**EXTRACTED ENTRIES**

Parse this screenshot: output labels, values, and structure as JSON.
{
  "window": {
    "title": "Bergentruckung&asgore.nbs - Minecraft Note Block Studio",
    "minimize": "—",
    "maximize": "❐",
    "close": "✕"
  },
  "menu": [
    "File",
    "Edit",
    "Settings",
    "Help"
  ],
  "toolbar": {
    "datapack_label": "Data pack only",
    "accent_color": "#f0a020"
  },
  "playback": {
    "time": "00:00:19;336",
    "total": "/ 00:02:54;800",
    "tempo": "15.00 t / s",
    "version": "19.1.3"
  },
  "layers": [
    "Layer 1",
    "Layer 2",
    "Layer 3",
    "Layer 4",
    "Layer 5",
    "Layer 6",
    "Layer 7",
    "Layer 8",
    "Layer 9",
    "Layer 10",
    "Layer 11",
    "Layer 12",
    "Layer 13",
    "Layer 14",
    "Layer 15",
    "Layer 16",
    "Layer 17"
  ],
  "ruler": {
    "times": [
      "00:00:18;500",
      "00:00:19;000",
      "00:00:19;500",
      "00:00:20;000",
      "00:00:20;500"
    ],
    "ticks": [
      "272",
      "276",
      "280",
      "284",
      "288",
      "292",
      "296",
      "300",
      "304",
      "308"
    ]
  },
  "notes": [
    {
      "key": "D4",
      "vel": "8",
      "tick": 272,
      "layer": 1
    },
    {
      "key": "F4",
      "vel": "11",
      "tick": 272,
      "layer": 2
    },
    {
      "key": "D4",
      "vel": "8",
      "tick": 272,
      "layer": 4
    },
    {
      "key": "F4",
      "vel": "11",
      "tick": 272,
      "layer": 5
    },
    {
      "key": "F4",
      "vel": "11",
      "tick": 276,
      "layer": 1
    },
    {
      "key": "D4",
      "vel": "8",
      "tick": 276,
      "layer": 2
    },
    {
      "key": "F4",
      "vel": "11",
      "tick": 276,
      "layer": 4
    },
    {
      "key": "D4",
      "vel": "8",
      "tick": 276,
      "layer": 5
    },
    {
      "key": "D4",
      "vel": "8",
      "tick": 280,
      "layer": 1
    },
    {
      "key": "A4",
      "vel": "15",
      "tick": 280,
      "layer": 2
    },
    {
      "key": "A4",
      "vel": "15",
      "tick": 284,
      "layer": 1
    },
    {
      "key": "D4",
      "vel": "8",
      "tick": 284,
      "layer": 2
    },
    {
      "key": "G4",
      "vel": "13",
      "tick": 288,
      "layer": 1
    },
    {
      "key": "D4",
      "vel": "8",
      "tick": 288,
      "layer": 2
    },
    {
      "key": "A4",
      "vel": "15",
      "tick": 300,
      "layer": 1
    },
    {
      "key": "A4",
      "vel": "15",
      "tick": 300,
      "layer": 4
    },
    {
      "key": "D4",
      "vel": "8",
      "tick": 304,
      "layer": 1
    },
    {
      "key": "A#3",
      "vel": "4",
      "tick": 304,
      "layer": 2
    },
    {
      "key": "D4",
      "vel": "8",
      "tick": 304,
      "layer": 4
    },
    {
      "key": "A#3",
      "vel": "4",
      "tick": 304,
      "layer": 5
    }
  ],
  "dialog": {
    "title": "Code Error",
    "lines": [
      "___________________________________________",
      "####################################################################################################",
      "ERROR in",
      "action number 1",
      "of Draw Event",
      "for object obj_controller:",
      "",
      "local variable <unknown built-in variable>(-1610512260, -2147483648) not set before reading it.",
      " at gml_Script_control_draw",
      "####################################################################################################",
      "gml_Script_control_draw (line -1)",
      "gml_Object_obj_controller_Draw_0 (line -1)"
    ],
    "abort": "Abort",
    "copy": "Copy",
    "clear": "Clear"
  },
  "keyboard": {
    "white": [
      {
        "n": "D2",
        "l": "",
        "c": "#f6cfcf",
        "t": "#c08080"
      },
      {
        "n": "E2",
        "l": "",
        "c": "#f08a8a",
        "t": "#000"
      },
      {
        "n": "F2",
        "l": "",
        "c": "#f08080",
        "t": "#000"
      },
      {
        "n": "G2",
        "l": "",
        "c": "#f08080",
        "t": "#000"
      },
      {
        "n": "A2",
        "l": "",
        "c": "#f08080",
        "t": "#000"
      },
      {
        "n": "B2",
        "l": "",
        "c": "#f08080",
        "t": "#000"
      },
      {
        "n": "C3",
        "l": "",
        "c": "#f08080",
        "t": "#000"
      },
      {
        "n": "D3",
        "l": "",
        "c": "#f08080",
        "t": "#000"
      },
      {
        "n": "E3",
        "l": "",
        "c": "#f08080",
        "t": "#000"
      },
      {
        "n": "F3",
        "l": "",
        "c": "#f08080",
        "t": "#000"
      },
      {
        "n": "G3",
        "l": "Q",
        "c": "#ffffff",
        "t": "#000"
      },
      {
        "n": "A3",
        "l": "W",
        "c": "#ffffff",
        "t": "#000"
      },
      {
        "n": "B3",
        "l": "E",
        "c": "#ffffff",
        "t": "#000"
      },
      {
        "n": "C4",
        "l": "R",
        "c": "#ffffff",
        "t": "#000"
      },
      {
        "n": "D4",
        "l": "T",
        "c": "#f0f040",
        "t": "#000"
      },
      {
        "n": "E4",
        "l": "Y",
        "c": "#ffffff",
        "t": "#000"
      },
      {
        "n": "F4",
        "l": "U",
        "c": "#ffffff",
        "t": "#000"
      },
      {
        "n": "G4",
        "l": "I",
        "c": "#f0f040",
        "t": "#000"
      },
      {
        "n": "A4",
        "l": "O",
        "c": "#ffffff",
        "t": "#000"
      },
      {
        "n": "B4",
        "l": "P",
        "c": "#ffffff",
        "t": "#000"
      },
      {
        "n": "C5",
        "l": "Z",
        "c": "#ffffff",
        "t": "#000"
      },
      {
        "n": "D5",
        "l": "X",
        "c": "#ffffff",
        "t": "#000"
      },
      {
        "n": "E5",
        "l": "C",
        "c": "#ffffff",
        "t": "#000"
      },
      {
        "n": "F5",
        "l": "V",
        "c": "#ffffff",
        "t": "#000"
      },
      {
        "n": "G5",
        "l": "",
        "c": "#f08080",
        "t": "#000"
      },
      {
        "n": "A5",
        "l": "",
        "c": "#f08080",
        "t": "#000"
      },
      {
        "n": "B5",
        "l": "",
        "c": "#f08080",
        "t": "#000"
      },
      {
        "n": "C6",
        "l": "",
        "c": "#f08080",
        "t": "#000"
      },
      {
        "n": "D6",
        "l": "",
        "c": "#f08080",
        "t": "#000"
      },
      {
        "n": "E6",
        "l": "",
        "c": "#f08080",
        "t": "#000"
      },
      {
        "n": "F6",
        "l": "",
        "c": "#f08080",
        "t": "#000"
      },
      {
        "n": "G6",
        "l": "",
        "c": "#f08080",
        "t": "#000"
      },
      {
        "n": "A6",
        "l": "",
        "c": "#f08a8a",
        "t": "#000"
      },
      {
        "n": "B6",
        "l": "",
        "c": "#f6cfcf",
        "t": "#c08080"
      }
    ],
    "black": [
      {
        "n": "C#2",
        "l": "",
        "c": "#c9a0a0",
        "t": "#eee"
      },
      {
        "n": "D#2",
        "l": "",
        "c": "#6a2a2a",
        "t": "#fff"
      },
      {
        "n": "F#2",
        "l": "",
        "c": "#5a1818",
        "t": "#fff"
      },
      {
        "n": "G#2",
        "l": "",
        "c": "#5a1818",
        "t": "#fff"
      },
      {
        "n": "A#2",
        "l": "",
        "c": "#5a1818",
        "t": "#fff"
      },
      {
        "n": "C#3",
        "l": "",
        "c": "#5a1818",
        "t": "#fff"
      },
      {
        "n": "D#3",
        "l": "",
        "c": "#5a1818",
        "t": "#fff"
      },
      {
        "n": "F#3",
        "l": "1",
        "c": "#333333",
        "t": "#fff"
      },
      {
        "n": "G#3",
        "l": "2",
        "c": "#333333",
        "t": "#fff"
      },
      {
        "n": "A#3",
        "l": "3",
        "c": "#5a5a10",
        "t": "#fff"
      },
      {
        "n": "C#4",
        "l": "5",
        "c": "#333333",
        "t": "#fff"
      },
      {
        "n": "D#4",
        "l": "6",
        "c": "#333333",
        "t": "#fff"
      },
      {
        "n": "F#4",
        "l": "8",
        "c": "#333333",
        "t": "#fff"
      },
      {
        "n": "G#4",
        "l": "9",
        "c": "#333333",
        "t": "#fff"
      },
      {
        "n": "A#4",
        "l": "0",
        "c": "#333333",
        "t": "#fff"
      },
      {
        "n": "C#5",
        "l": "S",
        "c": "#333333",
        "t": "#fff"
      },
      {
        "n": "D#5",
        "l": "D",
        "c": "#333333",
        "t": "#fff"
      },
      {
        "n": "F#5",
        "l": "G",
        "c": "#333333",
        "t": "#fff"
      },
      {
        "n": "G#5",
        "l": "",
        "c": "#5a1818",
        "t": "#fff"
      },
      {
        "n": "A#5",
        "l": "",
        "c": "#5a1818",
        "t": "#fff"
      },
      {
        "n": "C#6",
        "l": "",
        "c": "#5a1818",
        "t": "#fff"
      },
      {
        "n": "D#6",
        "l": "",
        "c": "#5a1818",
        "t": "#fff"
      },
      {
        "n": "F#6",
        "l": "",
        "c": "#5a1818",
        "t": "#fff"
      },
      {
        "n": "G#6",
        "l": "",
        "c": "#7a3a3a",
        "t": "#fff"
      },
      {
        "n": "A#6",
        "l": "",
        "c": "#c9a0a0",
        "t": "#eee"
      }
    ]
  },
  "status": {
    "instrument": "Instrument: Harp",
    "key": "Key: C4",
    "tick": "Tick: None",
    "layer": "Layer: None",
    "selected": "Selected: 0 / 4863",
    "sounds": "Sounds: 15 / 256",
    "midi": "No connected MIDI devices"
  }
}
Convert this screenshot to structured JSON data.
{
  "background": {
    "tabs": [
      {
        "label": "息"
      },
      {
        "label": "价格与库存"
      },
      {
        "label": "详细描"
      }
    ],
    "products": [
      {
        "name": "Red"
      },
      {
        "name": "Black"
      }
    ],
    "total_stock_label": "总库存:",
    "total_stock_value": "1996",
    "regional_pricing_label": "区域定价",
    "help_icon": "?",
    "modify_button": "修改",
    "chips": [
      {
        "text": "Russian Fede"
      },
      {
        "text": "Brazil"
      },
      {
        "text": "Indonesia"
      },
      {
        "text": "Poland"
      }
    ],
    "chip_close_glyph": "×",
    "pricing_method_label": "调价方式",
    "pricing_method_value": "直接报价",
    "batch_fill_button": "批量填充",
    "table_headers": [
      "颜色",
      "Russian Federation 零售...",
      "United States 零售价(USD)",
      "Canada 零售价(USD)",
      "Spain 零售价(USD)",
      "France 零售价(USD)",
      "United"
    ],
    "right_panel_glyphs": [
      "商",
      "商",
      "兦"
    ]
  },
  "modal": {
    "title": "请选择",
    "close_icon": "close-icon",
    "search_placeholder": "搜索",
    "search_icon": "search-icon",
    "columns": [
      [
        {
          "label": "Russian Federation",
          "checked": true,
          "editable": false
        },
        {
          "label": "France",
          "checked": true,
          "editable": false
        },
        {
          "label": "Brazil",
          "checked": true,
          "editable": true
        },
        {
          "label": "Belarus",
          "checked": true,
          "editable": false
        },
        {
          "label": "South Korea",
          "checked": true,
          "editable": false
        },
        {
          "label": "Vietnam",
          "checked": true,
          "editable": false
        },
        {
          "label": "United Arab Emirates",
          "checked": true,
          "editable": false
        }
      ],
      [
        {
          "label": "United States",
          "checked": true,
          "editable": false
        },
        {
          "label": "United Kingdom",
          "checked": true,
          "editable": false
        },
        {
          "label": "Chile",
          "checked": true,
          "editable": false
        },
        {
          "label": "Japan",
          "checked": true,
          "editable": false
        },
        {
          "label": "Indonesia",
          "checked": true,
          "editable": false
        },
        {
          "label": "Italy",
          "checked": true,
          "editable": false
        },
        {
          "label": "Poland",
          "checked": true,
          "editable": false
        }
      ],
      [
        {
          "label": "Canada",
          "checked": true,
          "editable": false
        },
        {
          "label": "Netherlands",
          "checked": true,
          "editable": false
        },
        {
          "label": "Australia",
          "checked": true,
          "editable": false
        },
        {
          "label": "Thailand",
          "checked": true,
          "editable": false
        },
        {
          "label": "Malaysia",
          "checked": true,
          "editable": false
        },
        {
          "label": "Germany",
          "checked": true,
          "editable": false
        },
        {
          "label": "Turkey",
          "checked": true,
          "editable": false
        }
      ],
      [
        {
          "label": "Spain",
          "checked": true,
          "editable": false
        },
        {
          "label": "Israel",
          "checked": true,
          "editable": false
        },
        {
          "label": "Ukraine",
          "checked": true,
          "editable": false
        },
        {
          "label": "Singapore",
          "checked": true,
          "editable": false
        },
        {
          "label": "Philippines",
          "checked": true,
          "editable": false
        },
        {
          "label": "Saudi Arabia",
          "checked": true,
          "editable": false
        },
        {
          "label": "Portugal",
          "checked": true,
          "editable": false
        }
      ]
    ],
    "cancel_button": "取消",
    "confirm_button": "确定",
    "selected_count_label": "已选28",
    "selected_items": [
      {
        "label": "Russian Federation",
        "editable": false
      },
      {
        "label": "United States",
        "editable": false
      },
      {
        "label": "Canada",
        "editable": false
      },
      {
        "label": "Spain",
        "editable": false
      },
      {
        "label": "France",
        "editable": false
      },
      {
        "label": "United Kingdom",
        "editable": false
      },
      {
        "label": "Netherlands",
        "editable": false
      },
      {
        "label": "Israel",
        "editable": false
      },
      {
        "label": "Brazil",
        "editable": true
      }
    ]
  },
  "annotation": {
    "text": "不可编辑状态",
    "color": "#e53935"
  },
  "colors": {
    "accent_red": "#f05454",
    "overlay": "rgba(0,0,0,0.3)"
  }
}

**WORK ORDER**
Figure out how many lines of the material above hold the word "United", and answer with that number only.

**WRITTEN SOLUTION**
7